[[ DATA LISTING open ]]

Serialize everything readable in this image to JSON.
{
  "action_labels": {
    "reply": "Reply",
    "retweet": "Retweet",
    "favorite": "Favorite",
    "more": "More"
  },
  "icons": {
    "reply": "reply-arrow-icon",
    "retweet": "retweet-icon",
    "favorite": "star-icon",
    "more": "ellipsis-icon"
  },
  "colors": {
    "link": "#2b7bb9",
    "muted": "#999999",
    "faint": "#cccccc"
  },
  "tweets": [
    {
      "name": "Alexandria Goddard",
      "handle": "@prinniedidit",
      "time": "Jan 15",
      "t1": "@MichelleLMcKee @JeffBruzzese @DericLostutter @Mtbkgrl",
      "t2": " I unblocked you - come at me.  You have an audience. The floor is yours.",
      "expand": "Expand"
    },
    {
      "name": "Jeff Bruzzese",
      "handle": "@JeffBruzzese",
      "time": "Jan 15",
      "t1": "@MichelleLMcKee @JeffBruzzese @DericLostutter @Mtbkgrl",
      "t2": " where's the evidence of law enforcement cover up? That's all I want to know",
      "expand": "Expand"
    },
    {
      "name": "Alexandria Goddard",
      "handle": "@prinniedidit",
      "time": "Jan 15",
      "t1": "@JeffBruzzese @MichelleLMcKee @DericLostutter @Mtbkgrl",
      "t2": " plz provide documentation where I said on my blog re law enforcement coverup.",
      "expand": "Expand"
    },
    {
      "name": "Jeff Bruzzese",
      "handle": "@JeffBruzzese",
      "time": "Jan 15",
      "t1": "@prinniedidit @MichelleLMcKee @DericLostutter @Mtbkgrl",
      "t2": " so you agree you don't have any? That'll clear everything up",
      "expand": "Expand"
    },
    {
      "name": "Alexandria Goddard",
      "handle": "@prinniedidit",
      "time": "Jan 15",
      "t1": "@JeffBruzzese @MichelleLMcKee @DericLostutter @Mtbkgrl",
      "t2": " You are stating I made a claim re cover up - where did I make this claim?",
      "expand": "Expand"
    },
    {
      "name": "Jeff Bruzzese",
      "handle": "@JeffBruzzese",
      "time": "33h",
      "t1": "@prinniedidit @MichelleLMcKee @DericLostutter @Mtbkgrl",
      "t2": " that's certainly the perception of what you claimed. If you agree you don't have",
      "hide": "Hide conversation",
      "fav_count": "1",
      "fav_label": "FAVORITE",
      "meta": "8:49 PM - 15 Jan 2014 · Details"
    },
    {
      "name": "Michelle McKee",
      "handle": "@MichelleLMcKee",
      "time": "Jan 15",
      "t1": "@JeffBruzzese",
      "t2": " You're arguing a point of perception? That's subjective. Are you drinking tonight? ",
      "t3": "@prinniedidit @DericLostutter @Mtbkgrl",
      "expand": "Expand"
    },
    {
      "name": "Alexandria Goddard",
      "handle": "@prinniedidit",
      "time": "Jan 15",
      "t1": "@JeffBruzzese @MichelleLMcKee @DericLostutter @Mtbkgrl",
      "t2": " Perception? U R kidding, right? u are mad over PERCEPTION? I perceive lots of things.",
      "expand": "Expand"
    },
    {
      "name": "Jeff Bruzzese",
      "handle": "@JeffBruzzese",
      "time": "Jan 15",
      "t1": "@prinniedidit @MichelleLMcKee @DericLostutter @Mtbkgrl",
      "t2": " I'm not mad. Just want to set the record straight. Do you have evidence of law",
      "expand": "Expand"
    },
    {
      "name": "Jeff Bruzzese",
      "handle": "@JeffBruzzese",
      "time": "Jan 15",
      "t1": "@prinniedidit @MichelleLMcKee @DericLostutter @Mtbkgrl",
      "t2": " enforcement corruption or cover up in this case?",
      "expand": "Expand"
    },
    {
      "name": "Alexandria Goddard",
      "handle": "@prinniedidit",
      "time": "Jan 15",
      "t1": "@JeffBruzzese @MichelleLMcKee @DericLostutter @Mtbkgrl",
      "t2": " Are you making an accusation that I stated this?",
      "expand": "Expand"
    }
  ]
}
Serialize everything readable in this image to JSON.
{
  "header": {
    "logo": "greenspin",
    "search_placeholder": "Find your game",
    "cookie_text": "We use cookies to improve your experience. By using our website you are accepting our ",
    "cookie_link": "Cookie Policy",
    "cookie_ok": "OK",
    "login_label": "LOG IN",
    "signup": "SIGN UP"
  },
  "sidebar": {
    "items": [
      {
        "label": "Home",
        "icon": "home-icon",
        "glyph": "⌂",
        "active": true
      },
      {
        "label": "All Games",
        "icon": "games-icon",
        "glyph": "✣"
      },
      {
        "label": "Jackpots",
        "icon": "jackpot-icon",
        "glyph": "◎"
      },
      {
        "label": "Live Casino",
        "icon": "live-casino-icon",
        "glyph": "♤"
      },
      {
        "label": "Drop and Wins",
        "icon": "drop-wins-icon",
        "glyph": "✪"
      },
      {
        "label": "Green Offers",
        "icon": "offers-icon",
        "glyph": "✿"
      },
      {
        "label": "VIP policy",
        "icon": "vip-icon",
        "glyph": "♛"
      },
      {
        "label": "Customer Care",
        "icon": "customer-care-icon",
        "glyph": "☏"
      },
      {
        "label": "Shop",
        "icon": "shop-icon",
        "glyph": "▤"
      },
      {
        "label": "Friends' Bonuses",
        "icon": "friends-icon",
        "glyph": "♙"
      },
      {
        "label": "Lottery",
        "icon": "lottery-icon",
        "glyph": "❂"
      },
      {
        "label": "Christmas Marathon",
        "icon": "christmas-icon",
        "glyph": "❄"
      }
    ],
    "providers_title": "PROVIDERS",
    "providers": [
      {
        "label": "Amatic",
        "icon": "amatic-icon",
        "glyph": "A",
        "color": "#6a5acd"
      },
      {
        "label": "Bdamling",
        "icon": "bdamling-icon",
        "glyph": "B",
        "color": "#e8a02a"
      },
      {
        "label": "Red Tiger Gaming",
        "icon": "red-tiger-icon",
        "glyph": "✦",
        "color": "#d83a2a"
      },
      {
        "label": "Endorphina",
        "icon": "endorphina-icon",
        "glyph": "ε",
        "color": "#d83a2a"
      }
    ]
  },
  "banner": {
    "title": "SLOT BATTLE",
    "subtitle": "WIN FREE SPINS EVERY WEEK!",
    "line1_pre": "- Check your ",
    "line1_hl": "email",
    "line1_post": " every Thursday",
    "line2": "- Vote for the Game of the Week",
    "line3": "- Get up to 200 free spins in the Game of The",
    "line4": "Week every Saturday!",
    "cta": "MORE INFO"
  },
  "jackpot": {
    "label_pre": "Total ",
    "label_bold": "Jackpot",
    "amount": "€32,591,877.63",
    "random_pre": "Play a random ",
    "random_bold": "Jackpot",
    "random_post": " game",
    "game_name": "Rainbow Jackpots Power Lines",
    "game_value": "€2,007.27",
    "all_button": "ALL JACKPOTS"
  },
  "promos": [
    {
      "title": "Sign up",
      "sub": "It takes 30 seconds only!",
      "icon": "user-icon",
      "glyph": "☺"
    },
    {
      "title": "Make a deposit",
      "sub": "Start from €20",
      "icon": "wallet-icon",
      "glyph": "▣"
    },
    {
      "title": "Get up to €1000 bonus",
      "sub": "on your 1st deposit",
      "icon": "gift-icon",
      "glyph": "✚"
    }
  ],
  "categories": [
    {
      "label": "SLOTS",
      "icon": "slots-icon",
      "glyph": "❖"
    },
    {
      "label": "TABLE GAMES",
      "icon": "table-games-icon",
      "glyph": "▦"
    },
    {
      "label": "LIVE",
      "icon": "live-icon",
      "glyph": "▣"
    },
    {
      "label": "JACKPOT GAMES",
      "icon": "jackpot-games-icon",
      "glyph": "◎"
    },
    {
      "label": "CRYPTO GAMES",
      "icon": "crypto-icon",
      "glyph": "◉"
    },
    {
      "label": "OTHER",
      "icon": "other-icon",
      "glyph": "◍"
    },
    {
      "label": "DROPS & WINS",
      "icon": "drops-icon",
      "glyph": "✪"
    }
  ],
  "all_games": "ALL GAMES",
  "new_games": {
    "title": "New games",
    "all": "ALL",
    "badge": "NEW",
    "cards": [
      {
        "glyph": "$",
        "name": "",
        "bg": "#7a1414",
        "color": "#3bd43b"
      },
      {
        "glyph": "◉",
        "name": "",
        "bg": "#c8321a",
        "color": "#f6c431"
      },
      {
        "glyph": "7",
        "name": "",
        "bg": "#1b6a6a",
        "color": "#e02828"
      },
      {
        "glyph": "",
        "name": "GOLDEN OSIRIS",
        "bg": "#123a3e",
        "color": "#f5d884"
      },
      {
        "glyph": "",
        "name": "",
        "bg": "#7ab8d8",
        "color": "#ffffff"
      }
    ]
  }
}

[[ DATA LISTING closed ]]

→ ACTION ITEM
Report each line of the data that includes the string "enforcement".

→ RESPONSE BOX
      "t2": " where's the evidence of law enforcement cover up? That's all I want to know",
      "t2": " plz provide documentation where I said on my blog re law enforcement coverup.",
      "t2": " enforcement corruption or cover up in this case?",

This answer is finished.